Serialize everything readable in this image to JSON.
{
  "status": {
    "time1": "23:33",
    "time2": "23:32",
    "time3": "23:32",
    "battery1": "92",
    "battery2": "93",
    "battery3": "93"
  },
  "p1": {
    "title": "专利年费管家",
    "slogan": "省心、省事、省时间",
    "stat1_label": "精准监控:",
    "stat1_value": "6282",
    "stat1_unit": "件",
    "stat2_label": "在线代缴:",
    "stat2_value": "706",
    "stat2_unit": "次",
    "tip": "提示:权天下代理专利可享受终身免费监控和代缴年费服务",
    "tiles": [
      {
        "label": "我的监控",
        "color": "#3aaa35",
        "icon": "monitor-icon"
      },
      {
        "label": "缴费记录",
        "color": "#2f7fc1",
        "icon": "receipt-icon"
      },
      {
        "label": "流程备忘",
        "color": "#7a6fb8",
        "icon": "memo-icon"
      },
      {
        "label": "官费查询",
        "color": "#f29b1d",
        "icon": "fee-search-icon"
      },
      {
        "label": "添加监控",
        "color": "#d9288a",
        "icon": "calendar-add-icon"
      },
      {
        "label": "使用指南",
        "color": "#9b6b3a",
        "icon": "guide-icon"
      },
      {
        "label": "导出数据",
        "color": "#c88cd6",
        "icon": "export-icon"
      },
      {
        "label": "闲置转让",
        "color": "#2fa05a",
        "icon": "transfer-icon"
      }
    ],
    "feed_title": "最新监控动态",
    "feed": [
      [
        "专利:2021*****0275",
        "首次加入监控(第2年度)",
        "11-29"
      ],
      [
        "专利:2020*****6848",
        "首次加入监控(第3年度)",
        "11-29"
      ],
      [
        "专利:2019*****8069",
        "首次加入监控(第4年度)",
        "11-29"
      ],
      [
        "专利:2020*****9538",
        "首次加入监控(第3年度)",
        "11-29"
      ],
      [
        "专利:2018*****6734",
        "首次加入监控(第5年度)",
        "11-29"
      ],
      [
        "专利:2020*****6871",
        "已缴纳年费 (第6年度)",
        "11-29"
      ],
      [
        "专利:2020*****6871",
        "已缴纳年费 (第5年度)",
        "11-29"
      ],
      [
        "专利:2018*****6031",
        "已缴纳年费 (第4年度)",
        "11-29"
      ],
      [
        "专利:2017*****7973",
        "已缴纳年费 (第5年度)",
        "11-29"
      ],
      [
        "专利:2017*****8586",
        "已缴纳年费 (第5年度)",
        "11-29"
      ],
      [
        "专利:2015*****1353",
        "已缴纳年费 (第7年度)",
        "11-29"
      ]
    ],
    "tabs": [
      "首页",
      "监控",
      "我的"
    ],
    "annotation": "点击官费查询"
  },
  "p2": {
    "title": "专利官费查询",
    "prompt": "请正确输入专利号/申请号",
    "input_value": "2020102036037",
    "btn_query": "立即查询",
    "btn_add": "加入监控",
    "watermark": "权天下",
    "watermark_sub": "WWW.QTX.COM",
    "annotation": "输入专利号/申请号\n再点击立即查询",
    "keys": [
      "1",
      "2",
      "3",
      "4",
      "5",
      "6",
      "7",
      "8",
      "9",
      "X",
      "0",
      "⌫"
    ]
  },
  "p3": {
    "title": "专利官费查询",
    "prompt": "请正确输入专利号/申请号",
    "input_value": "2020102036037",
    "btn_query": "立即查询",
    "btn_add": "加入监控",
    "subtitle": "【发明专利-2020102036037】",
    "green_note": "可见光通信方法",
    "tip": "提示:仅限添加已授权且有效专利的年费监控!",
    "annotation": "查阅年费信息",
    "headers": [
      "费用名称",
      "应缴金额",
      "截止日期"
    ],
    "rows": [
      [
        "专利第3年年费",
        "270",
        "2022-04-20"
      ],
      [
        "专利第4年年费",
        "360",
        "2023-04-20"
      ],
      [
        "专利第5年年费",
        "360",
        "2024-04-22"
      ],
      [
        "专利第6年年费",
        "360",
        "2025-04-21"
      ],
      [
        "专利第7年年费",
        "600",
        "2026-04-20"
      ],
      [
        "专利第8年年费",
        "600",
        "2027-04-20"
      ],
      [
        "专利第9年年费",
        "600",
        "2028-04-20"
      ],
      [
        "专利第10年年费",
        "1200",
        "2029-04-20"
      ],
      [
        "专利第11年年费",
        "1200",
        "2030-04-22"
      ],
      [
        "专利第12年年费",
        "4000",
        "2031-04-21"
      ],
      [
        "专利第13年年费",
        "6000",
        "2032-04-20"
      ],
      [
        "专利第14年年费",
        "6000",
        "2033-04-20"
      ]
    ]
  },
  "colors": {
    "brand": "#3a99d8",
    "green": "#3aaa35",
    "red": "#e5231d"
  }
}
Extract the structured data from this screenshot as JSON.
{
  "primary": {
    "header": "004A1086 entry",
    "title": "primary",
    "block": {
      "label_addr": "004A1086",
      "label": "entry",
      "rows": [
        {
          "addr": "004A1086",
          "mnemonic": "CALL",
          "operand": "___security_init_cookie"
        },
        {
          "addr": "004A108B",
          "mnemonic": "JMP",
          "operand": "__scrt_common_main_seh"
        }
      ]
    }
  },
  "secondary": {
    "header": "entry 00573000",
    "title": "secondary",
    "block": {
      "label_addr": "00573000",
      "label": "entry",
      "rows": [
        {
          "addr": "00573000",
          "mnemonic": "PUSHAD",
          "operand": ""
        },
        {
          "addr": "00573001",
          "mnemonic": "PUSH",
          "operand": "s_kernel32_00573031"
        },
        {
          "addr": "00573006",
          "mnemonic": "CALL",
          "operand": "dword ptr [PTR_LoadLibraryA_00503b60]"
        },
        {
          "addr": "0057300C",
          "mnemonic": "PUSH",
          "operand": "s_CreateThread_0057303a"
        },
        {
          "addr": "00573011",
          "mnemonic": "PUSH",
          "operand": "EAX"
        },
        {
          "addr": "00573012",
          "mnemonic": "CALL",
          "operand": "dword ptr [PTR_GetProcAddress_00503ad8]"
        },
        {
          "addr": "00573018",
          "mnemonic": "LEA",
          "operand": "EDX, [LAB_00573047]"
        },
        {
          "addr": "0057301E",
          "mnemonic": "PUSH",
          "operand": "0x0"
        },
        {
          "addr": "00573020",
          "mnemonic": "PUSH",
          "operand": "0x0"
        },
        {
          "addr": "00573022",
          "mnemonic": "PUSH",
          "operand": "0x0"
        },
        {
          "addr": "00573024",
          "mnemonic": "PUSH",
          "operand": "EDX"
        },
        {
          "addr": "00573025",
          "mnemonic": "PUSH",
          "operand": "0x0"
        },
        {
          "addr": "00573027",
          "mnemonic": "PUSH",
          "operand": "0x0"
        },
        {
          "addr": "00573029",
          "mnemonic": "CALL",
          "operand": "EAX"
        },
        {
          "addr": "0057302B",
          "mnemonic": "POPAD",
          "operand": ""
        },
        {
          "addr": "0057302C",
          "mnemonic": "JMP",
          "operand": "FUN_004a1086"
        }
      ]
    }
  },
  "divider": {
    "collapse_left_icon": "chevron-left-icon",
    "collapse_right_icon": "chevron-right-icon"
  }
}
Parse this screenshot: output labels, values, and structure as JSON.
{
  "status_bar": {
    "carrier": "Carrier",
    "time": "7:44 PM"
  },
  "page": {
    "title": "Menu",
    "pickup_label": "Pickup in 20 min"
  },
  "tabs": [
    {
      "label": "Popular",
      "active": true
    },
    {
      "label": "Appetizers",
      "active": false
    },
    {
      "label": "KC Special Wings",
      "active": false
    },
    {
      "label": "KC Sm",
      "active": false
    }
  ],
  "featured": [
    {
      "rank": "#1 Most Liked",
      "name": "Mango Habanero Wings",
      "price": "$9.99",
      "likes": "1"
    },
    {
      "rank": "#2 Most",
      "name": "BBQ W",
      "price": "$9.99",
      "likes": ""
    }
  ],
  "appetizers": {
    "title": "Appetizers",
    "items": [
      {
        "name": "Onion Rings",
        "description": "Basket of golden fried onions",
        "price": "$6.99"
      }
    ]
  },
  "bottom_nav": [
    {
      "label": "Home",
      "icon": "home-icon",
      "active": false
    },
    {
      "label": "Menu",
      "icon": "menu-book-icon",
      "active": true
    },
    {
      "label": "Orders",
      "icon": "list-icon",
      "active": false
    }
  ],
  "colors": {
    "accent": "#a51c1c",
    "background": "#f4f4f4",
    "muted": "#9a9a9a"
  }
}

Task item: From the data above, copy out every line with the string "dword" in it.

Reply:
          "operand": "dword ptr [PTR_LoadLibraryA_00503b60]"
          "operand": "dword ptr [PTR_GetProcAddress_00503ad8]"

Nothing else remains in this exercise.